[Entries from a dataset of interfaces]
########################################
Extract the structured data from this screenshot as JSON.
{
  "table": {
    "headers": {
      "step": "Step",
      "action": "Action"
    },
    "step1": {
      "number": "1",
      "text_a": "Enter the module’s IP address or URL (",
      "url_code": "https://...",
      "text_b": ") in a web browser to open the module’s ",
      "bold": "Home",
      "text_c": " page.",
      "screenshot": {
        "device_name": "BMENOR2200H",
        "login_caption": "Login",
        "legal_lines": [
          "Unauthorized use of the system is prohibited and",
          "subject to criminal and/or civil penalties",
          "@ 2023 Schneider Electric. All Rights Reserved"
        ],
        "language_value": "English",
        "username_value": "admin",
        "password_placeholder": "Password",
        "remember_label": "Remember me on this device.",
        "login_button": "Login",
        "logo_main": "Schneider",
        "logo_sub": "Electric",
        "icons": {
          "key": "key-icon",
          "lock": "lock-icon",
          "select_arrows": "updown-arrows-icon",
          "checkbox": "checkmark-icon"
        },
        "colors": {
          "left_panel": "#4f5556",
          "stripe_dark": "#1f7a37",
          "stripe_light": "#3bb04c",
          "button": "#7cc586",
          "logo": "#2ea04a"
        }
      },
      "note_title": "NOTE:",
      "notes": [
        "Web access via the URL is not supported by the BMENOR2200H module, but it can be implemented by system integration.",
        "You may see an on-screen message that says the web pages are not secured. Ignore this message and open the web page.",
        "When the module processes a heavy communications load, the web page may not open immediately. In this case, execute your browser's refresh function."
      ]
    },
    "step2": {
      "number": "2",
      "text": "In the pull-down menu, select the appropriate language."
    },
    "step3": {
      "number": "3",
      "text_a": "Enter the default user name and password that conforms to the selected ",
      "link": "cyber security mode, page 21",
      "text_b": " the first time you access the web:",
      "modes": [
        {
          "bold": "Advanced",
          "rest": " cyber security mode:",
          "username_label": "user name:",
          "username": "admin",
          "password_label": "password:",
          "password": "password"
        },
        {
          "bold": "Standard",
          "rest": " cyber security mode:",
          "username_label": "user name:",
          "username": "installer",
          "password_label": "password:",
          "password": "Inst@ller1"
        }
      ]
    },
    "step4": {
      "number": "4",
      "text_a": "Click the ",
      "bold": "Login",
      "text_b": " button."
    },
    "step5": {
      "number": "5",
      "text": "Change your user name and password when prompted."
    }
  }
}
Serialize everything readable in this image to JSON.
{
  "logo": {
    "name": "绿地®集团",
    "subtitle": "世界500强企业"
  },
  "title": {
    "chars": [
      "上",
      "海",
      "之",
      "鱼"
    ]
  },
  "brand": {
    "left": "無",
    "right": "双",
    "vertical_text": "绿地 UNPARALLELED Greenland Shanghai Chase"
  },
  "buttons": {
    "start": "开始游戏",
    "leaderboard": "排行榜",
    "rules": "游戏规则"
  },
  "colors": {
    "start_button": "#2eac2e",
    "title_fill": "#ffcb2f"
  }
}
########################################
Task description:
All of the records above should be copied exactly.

Expected answer:
Extract the structured data from this screenshot as JSON.
{
  "table": {
    "headers": {
      "step": "Step",
      "action": "Action"
    },
    "step1": {
      "number": "1",
      "text_a": "Enter the module’s IP address or URL (",
      "url_code": "https://...",
      "text_b": ") in a web browser to open the module’s ",
      "bold": "Home",
      "text_c": " page.",
      "screenshot": {
        "device_name": "BMENOR2200H",
        "login_caption": "Login",
        "legal_lines": [
          "Unauthorized use of the system is prohibited and",
          "subject to criminal and/or civil penalties",
          "@ 2023 Schneider Electric. All Rights Reserved"
        ],
        "language_value": "English",
        "username_value": "admin",
        "password_placeholder": "Password",
        "remember_label": "Remember me on this device.",
        "login_button": "Login",
        "logo_main": "Schneider",
        "logo_sub": "Electric",
        "icons": {
          "key": "key-icon",
          "lock": "lock-icon",
          "select_arrows": "updown-arrows-icon",
          "checkbox": "checkmark-icon"
        },
        "colors": {
          "left_panel": "#4f5556",
          "stripe_dark": "#1f7a37",
          "stripe_light": "#3bb04c",
          "button": "#7cc586",
          "logo": "#2ea04a"
        }
      },
      "note_title": "NOTE:",
      "notes": [
        "Web access via the URL is not supported by the BMENOR2200H module, but it can be implemented by system integration.",
        "You may see an on-screen message that says the web pages are not secured. Ignore this message and open the web page.",
        "When the module processes a heavy communications load, the web page may not open immediately. In this case, execute your browser's refresh function."
      ]
    },
    "step2": {
      "number": "2",
      "text": "In the pull-down menu, select the appropriate language."
    },
    "step3": {
      "number": "3",
      "text_a": "Enter the default user name and password that conforms to the selected ",
      "link": "cyber security mode, page 21",
      "text_b": " the first time you access the web:",
      "modes": [
        {
          "bold": "Advanced",
          "rest": " cyber security mode:",
          "username_label": "user name:",
          "username": "admin",
          "password_label": "password:",
          "password": "password"
        },
        {
          "bold": "Standard",
          "rest": " cyber security mode:",
          "username_label": "user name:",
          "username": "installer",
          "password_label": "password:",
          "password": "Inst@ller1"
        }
      ]
    },
    "step4": {
      "number": "4",
      "text_a": "Click the ",
      "bold": "Login",
      "text_b": " button."
    },
    "step5": {
      "number": "5",
      "text": "Change your user name and password when prompted."
    }
  }
}
Serialize everything readable in this image to JSON.
{
  "logo": {
    "name": "绿地®集团",
    "subtitle": "世界500强企业"
  },
  "title": {
    "chars": [
      "上",
      "海",
      "之",
      "鱼"
    ]
  },
  "brand": {
    "left": "無",
    "right": "双",
    "vertical_text": "绿地 UNPARALLELED Greenland Shanghai Chase"
  },
  "buttons": {
    "start": "开始游戏",
    "leaderboard": "排行榜",
    "rules": "游戏规则"
  },
  "colors": {
    "start_button": "#2eac2e",
    "title_fill": "#ffcb2f"
  }
}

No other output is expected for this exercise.